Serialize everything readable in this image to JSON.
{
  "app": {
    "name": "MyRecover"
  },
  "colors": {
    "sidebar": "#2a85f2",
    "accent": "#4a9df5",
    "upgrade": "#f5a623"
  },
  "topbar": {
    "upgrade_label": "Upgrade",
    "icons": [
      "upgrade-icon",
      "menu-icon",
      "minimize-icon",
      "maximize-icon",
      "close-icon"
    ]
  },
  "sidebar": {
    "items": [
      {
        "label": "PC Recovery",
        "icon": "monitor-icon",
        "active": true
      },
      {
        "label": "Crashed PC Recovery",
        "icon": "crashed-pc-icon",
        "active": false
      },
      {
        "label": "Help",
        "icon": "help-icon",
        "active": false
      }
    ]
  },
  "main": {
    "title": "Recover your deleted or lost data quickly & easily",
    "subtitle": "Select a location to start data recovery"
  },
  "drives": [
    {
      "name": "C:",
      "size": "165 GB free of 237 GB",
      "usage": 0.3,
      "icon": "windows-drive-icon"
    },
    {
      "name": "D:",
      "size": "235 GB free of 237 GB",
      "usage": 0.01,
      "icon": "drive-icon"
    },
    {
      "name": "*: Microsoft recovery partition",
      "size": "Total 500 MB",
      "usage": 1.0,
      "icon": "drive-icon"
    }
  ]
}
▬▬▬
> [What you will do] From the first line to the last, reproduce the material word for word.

> [Task response]
Serialize everything readable in this image to JSON.
{
  "app": {
    "name": "MyRecover"
  },
  "colors": {
    "sidebar": "#2a85f2",
    "accent": "#4a9df5",
    "upgrade": "#f5a623"
  },
  "topbar": {
    "upgrade_label": "Upgrade",
    "icons": [
      "upgrade-icon",
      "menu-icon",
      "minimize-icon",
      "maximize-icon",
      "close-icon"
    ]
  },
  "sidebar": {
    "items": [
      {
        "label": "PC Recovery",
        "icon": "monitor-icon",
        "active": true
      },
      {
        "label": "Crashed PC Recovery",
        "icon": "crashed-pc-icon",
        "active": false
      },
      {
        "label": "Help",
        "icon": "help-icon",
        "active": false
      }
    ]
  },
  "main": {
    "title": "Recover your deleted or lost data quickly & easily",
    "subtitle": "Select a location to start data recovery"
  },
  "drives": [
    {
      "name": "C:",
      "size": "165 GB free of 237 GB",
      "usage": 0.3,
      "icon": "windows-drive-icon"
    },
    {
      "name": "D:",
      "size": "235 GB free of 237 GB",
      "usage": 0.01,
      "icon": "drive-icon"
    },
    {
      "name": "*: Microsoft recovery partition",
      "size": "Total 500 MB",
      "usage": 1.0,
      "icon": "drive-icon"
    }
  ]
}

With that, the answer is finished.